Welcome, Adam Beberg & Edward Jung

Rohit Khare (rohit@uci.edu)
Tue, 9 Nov 1999 17:31:09 -0500

I'm a little ashamed of the brain power that's dropped by today --
hope y'all enjoy the stay. Adam was another TR100 honoree, bringing
us to 4% of the list :-) "Yes, looks quite silly, but occasional
tidbits of information..."

Edward was a frequent and wickedly-brilliant sparring partner back in
the alt.next and comp.sys.next.advocacy days. Dave Long, in a
roundabout sort of way, I think you'll like him in particular.
Myself, I'm scared of what he knows about metadata, these days...

Your humble servant,

Adam L. Beberg, 25
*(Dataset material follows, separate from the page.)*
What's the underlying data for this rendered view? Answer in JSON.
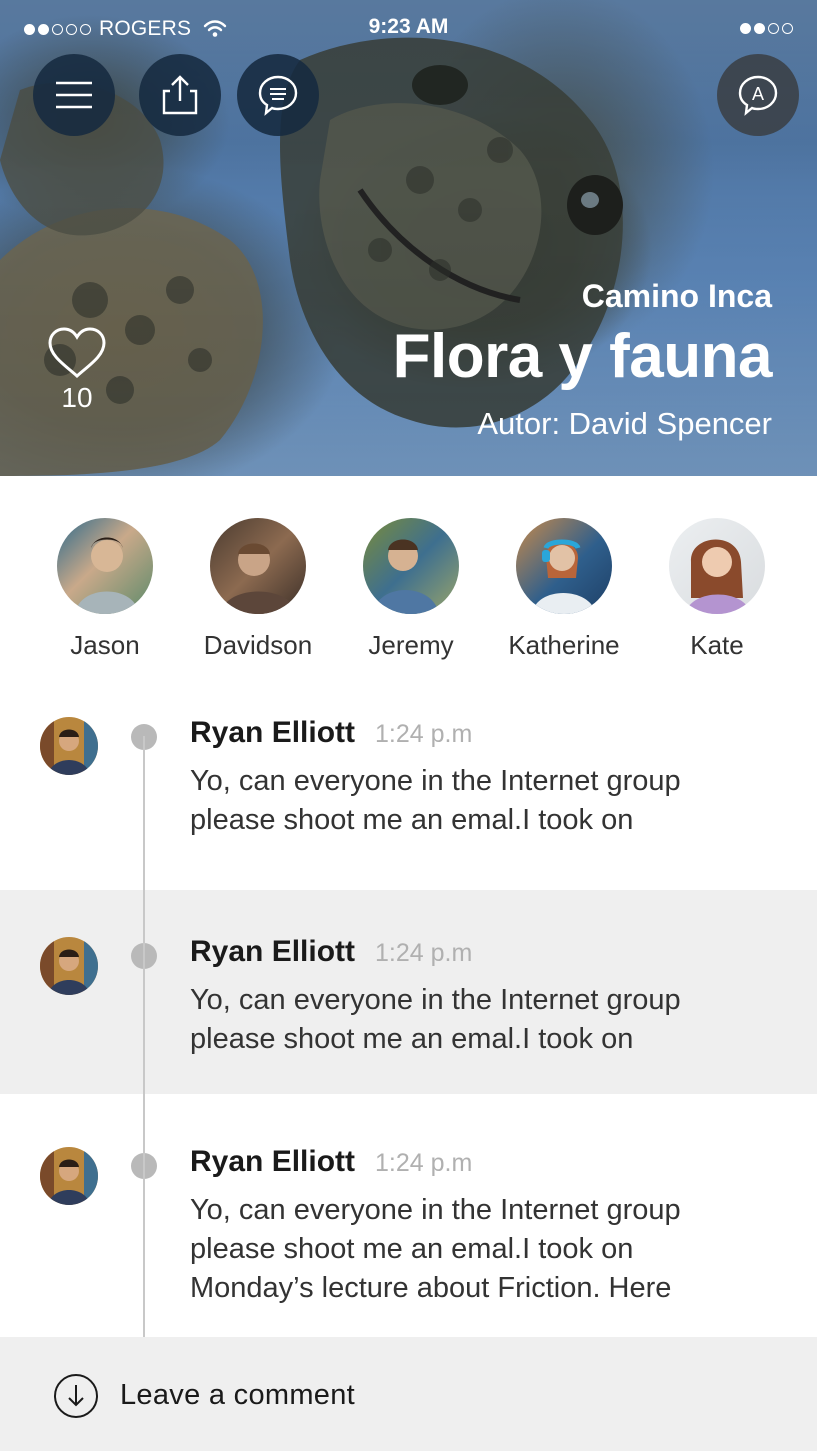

Some computational problems, such as defeating today's commercial
encryption, strain even the most powerful machines. Adam Beberg has
figured out how to tackle such challenges: Throw the unused time of
10,000 computers at them. Such "distributed computing" promises
greater access to number-crunching power, possibly leading to
scientific and technological breakthroughs. For example, SETI@home, a
search for intelligent life in the universe, is following Beberg's
lead with a distributed computing scheme to analyze radio telescope
data. In a realm with more commercial
significance-encryption-Beberg's ideas have already paid off. In
1997, he founded a nonprofit group called Distributed.net. During the
group's first year, it hosted an alliance of computers called the
Bovine Cooperative, which won a prize by breaking a form of
encryption known as RC5. Beberg left Distributed.net in April to work
on Cosm, an open-source distributed computing project. Says former
colleague Michael Labriola, now CEO of Invisible Web Publishing: "The
ideas that came intuitively to him could literally change the world."


Edward is relatively anonymous. I was amused to find that we almost
crossed paths much earlier; in 1995 I had to decide between joining
Blackbird or W3C -- I think I did OK :-)
Otherwise, see you this weekend, I hope...